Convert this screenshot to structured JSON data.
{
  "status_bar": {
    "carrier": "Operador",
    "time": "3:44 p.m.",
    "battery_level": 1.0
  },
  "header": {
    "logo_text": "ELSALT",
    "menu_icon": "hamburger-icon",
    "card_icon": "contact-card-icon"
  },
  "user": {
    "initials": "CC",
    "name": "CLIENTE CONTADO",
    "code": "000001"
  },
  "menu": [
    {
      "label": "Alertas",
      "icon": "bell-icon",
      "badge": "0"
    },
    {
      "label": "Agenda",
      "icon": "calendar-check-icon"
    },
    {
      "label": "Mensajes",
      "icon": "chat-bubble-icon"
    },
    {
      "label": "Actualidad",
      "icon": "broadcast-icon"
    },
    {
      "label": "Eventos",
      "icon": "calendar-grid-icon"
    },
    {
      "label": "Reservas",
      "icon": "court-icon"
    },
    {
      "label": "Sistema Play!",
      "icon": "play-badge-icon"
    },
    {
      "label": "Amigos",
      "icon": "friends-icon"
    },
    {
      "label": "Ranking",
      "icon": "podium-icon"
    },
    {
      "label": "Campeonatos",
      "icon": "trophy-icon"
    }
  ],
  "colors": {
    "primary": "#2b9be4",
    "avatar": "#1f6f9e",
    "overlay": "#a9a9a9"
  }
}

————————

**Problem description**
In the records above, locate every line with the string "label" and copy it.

**Response below**
      "label": "Alertas",
      "label": "Agenda",
      "label": "Mensajes",
      "label": "Actualidad",
      "label": "Eventos",
      "label": "Reservas",
      "label": "Sistema Play!",
      "label": "Amigos",
      "label": "Ranking",
      "label": "Campeonatos",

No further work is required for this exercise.